Working at home has been a good experience for many of us. Especially those of us who are lucky enough to have a constant canine companion to help ease the feeling of isolation.
But as the nation starts to open up again, we have yet another issue to address.
How to make sure our pets don’t go through severe separation anxiety.
Dogs are very social creatures and love just hanging out with their people. Being the center of your pooch’s universe might have been fun while it lasted, but now reality is setting back in and you need to understand how to diagnose true distress versus attention-getting behavior.
“Anxiety” can happen when you’re no longer around 24/7 like you have been these last few months. Your dog might be anxious – but they also may be feeling frightened or nervous.
Not all dogs will suffer true anxiety when you return to the office – but know that 20-40 percent of all dog behavior issues seen by experts stem from this ailment. Thankfully, there is a wide range of ways to treat the issue. It’s good to be proactive and to know what you might be dealing with and how to diagnose the issue.
Separation anxiety normally happens within 30 minutes after your departure. Anxiety in your fur friend can manifest as behavior problems including:
- Chewing, digging and property destruction
- Barking, whining, and howling
- Pacing, panting and restlessness
- Attempting to escape
- Ignoring food
- Undesirable bathroom habits
- Destroying doors, walls, and points of entry
But, before you jump to any conclusions, it’s best to see your vet and make sure these negative responses aren’t caused by boredom or a medical issue. These events may also be an attention-seeking behavior so a trained professional might help put your mind at ease or be able to provide training options to help eliminate the problem.
Also know this: breeds like cockers, labs, and shepherds are more prone to developing separation anxiety.
There are a few things to remember when you are dealing with canine anxiety problems:
- Punishment is NEVER the answer
- TEACH your dog to be independent. STAY and WAIT commands will help.
- Use a pet camera that they can hear your voice and you can monitor their activity
- Use a crate
- Change up the “going away” signal (use a different door, etc.)
- Make sure they get plenty of exercise
- Leave a TV or radio on
- Do not sleep with your dog in your bed
- Slowly increase the time you are away
- Hire a trainer to work with your animal
- Be calm upon your return – don’t cause overexcitement
- Creative positive actions associated with leaving – give them a treat, play a few minutes after putting on a coat or picking up your bag
- Ask your vet for help if the issues are chronic or severe
- Consider doggy daycare a couple of times a week
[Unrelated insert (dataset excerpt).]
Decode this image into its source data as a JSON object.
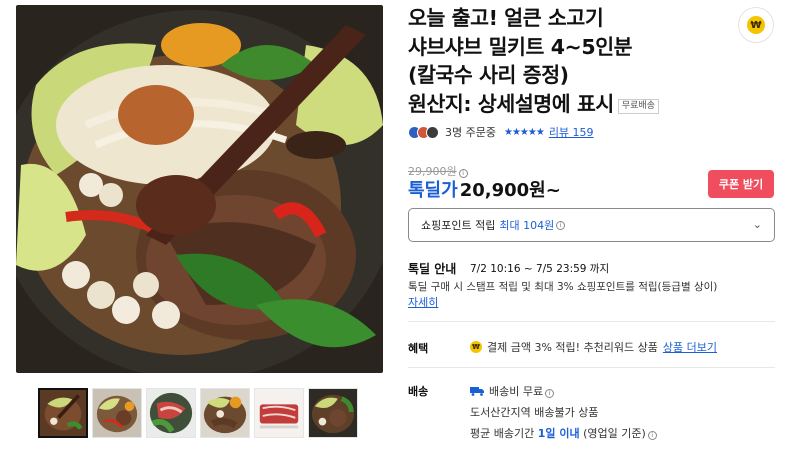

Nancy Murphy, a XX year veteran in dog care and owner of A Dogs World, offers this advice, “We’ve seen anxiety in some of the dogs who have boarded with us over the years. But within a short period of time, once we get them engaged in activities with us or other dogs, the problems usually stop. Just like people, sometimes it takes others to bring out the best in your fur baby. We LOVE that we can help with that!”